British Columbia

'Everything seems to be politicized these days:' MEC boycott misguided, says firearms safety instructor

A B.C. firearms safety instructor believes Mountain Equipment Co-op will alienate many customers if it drops products linked to a major U.S. ammunition and gun manufacturer.

More than 40,000 people have signed petition calling on retailer to stop selling Vista-owned brands

A U.S. salesman clears the chamber of an AR-15 at the Ready Gunner gun store In Provo, Utah. The AR-15 is one of the guns that the Vista Outdoor company manufactures. (George Frey/Reuters)

A B.C. firearms safety instructor believes Mountain Equipment Co-op will alienate many customers if it drops products linked to a major U.S. ammunition and gun manufacturer.

More than 40,000 people have signed a petition calling on MEC to stop selling brands like Camelbak and Giro, which are owned by Vista Outdoor Inc. The company also makes guns, including semi-automatic rifles similar to the AR-15.
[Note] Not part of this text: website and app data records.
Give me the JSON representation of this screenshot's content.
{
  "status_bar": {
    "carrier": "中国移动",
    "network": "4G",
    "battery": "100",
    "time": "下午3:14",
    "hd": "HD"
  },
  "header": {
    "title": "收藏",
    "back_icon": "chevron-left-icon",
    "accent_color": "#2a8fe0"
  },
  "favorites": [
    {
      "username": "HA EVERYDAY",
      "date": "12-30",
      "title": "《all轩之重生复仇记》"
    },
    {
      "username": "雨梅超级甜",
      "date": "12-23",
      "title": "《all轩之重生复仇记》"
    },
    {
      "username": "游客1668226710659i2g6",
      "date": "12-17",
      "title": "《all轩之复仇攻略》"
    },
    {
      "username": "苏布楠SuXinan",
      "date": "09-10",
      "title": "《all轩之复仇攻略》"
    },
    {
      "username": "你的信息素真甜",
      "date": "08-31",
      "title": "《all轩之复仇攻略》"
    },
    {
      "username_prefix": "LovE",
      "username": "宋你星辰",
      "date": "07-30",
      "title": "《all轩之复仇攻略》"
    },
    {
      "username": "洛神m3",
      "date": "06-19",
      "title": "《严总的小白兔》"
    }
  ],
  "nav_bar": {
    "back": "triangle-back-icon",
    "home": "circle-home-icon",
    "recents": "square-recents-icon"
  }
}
Eddie Banner, a firearms instructor based in Victoria, thinks dropping these brands would be a mistake.   

"No matter which direction they take, they will end up upsetting people but I'm glad so far they've taken the time to consider other angles. They haven't been too hasty," Banner told On The Coast host Gloria Macarenko.
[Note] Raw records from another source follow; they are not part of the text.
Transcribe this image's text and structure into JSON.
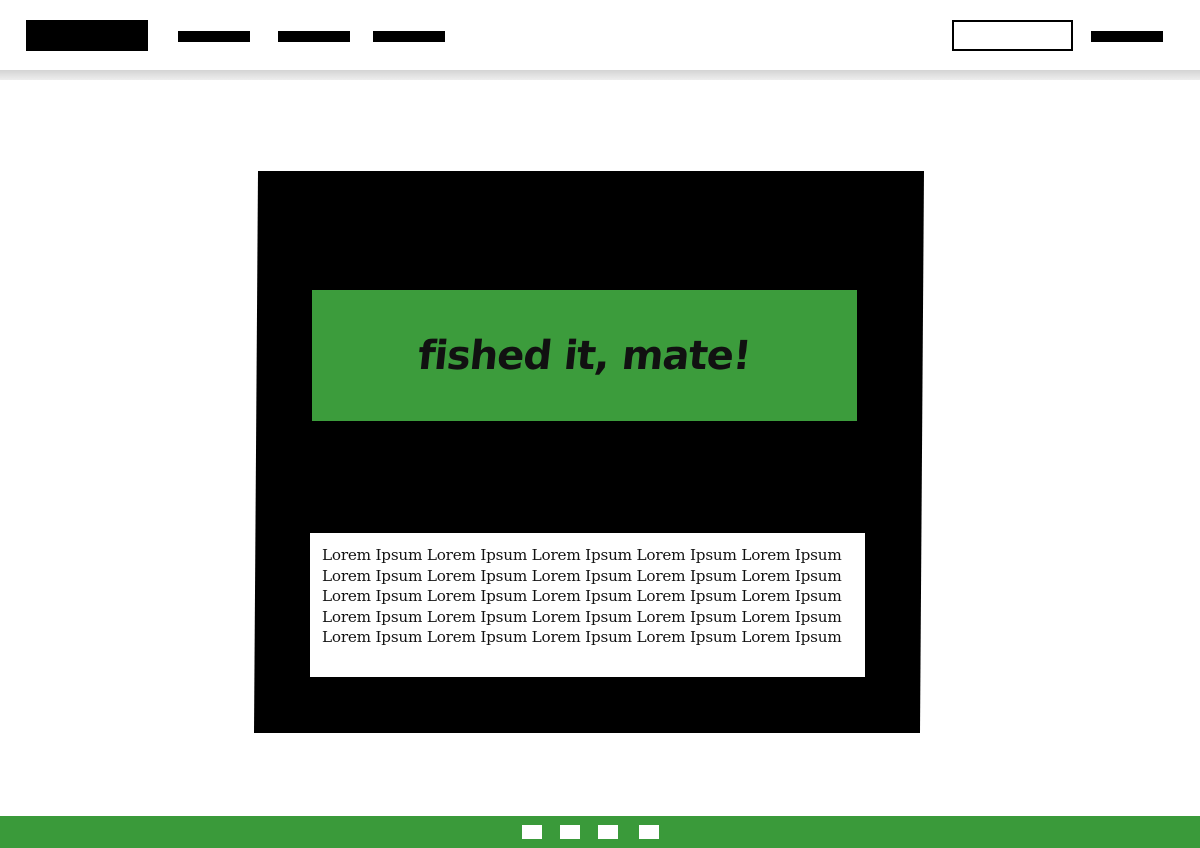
{
  "colors": {
    "accent_green": "#3c9c3c",
    "panel": "#000000",
    "background": "#ffffff"
  },
  "hero": {
    "banner_text": "fished it, mate!"
  },
  "body_text": {
    "lines": [
      "Lorem Ipsum Lorem Ipsum Lorem Ipsum Lorem Ipsum Lorem Ipsum",
      "Lorem Ipsum Lorem Ipsum Lorem Ipsum Lorem Ipsum Lorem Ipsum",
      "Lorem Ipsum Lorem Ipsum Lorem Ipsum Lorem Ipsum Lorem Ipsum",
      "Lorem Ipsum Lorem Ipsum Lorem Ipsum Lorem Ipsum Lorem Ipsum",
      "Lorem Ipsum Lorem Ipsum Lorem Ipsum Lorem Ipsum Lorem Ipsum"
    ]
  }
}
In a statement issued Monday evening, the Vancouver-based outdoor apparel and goods chain said it spent the day listening to members through email, telephone and social media.
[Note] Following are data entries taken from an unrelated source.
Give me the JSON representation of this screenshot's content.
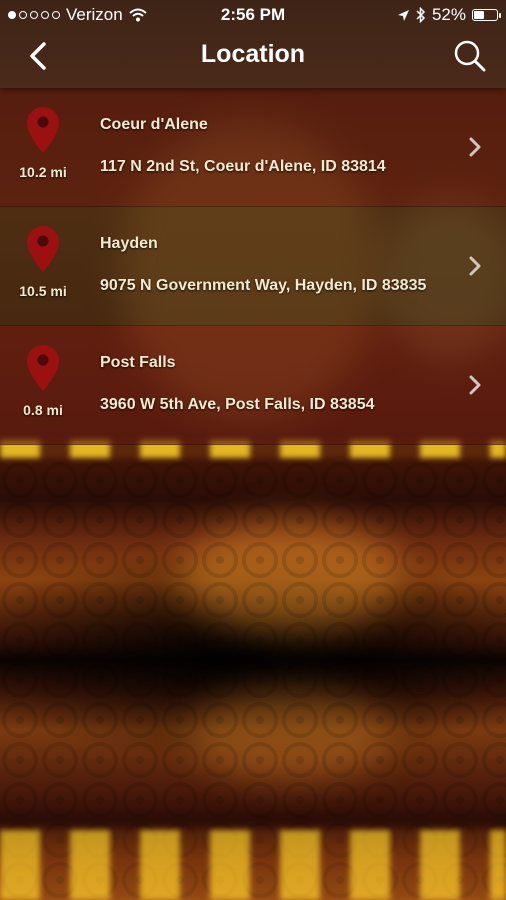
{
  "status_bar": {
    "carrier": "Verizon",
    "signal_bars_filled": 1,
    "signal_bars_total": 5,
    "time": "2:56 PM",
    "battery_percent_text": "52%",
    "battery_level": 0.52,
    "icons": [
      "wifi-icon",
      "location-arrow-icon",
      "bluetooth-icon",
      "battery-icon"
    ]
  },
  "nav": {
    "title": "Location",
    "back_icon": "chevron-left-icon",
    "search_icon": "search-icon"
  },
  "locations": [
    {
      "name": "Coeur d'Alene",
      "address": "117 N 2nd St, Coeur d'Alene, ID 83814",
      "distance": "10.2 mi"
    },
    {
      "name": "Hayden",
      "address": "9075 N Government Way, Hayden, ID 83835",
      "distance": "10.5 mi"
    },
    {
      "name": "Post Falls",
      "address": "3960 W 5th Ave, Post Falls, ID 83854",
      "distance": "0.8 mi"
    }
  ],
  "colors": {
    "pin": "#9b1010",
    "text": "#f3ead0",
    "nav_bar": "#4a2a1a"
  }
}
Polarizing the market

Banner said dropping these brands could alienate two large groups of shoppers.

On one hand, there are the hunting and shooting sports enthusiasts — a market whose size is underestimated, he said. There are also consumers who don't want MEC to become politicized, Banner added.

"The most popular response I'm getting is that everything seems to be politicized these days," he said.

Banner said he set up several polls on social media, and found "many businesses are taking political sides and a lot of people are finding this frustrating.

"Those customers can vote with their wallets essentially."

 'The pit bull of firearms'

He thinks that the debate comes down to a lack of understanding about firearms, and ones like the AR-15 in particular, which was used in the Parkland, Fla., school shooting.

"The AR-15 is quite a misunderstood rifle," he said. "It's almost like the pitbull of firearms in many ways. It gets lots of undeserved negative press much like pit bulls when it's not really the animal or firearm in question.

"It's how… the people responsible for them how they behave that's really key."

The highly emotional response from the public over the revelation that MEC products are linked to Vista is understandable, said Banner, but he disagrees with the boycott, describing it as extreme.

He pointed to another outdoor gear brand, Black Diamond, which falls under the parent company, Clarus. That company makes bullets — including ammunition for semi-automatic rifles — under the brand Sierra.

Eddie Banner, firearms safety instructor based in Victoria, B.C., noted that brands like Black Diamond, Honeywell and General Electric are also being associated with weapons and ammunition production. (Facebook)

He noted Honeywell and General Electric are household names that manufacture missiles, "and yet people aren't calling to boycott those companies and those products."

"This call for a boycott because of political reasons is perhaps a little misguided."

To hear the full interview listen to media below:

With files from On The Coast